A federal district judge found that Louisiana violated federal election law by failing to make voter registration opportunities widely available at public assistance offices run by two state agencies.
The ruling Wednesday by U.S. District Court Judge Jane Triche Milazzo, of New Orleans, came in a lawsuit filed in early 2011 by Luther Scott and the Louisiana State Conference of the NAACP over state compliance with the National Voter Registration Act, called NVRA. Scott had not been given an opportunity to register to vote in several encounters with public assistance agencies.
“Prior to April 2011, the defendants were in violation of the NVRA mandates. Since the filing of this lawsuit, however, the defendants have made substantial progress in complying with the NVRA,” Milazzo wrote.
Milazzo gave Secretary of State Tom Schedler, state Department of Health and Hospitals Secretary Bruce Greenstein and state Department of Children and Family Services Secretary Suzy Sonnier to certify compliance to the court by March 15.
Milazzo said she would retain jurisdiction over the issue for the next year.
“Yesterday’s ruling means that Louisiana will finally be required to comply with federal law, and that the state must help our most vulnerable fellow citizens register to vote,” said Dale Ho, assistant counsel at the NAACP Legal Defense and Educational Fund.
“It’s a great day in Louisiana for voting rights,” said Ernest Johnson, of Baton Rouge and national board member of the National Association for the Advancement of Colored People.
Schedler said Louisiana is “doing all the right things.” He noted 84 percent of people eligible to vote in Louisiana are registered, which is the fourth highest percentage in the nation.
“The judge says that Louisiana has made substantial progress in this area,” Schedler said.
Schedler said he disagreed with Milazzo’s finding that he is responsible for the conduct in other agencies that are not under his control.
Schedler said he also disagrees with a finding that the voter registration must be offered not only in-person but those who have public assistance encounters over the Internet, by telephone or mail.
Milazzo wrote that each agency had taken steps since the lawsuit was filed, including ensuring training of employees who work in the Medicaid, food stamp and other offices get training and that procedures are in place involving voter registration.

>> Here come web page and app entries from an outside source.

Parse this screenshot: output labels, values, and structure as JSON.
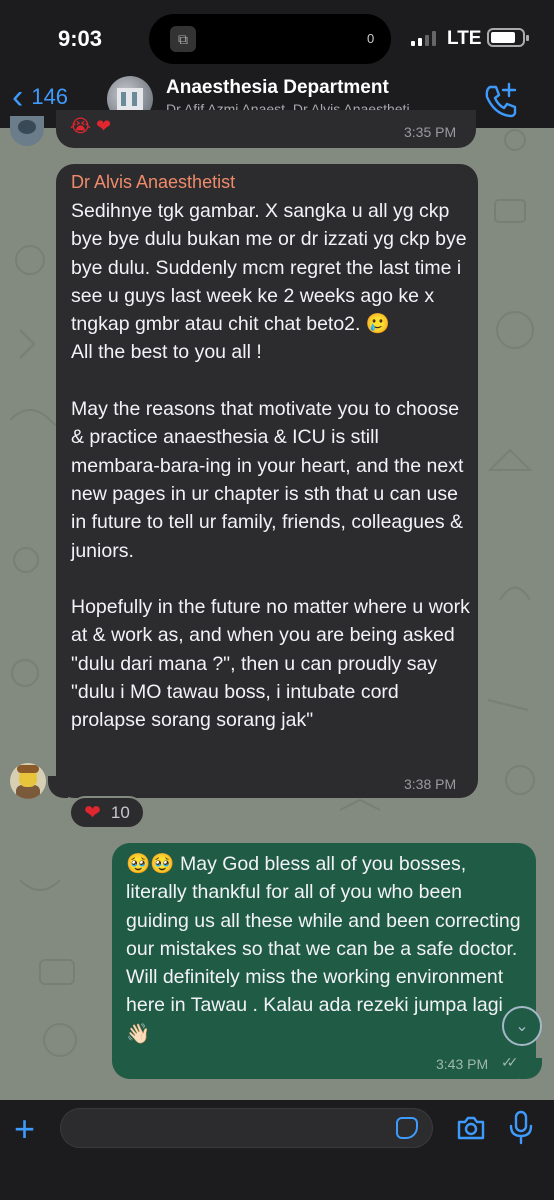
{
  "status_bar": {
    "time": "9:03",
    "notification_count": "0",
    "network": "LTE"
  },
  "header": {
    "back_count": "146",
    "group_name": "Anaesthesia Department",
    "members": "Dr Afif Azmi Anaest, Dr Alvis Anaestheti..."
  },
  "previous_message": {
    "emoji": "😭 ❤",
    "time": "3:35 PM"
  },
  "incoming_message": {
    "sender": "Dr Alvis Anaesthetist",
    "text": "Sedihnye tgk gambar. X sangka u all yg ckp bye bye dulu bukan me or dr izzati yg ckp bye bye dulu. Suddenly mcm regret the last time i see u guys last week ke 2 weeks ago ke x tngkap gmbr atau chit chat beto2. 🥲\nAll the best to you all !\n\nMay the reasons that motivate you to choose & practice anaesthesia & ICU is still membara-bara-ing in your heart, and the next new pages in ur chapter is sth that u can use in future to tell ur family, friends, colleagues & juniors.\n\nHopefully in the future no matter where u work at & work as, and when you are being asked \"dulu dari mana ?\", then u can proudly say \"dulu i MO tawau boss, i intubate cord prolapse sorang sorang jak\"",
    "time": "3:38 PM",
    "reaction_emoji": "❤",
    "reaction_count": "10"
  },
  "outgoing_message": {
    "text": "🥹🥹 May God bless all of you bosses, literally thankful for all of you who been guiding us all these while and been correcting our mistakes so that we can be a safe doctor. Will definitely miss the working environment here in Tawau . Kalau ada rezeki jumpa lagi 👋🏻",
    "time": "3:43 PM",
    "ticks": "✓✓"
  },
  "input": {
    "placeholder": ""
  },
  "icons": {
    "back": "chevron-left-icon",
    "call": "phone-plus-icon",
    "plus": "plus-icon",
    "sticker": "sticker-icon",
    "camera": "camera-icon",
    "mic": "microphone-icon",
    "scroll_down": "chevron-down-icon"
  },
  "colors": {
    "accent": "#3e9bfd",
    "incoming_bubble": "#2c2c2e",
    "outgoing_bubble": "#1f5b45",
    "sender_name": "#ef8a6a",
    "wallpaper": "#838a80"
  }
}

The plaintiffs had claimed that despite high numbers of participants in Louisiana food stamp and Medicaid programs, voter registration applications from those offices have been low. They said voter registration applicants from those agencies had dropped 88 percent been 1995 and 2008.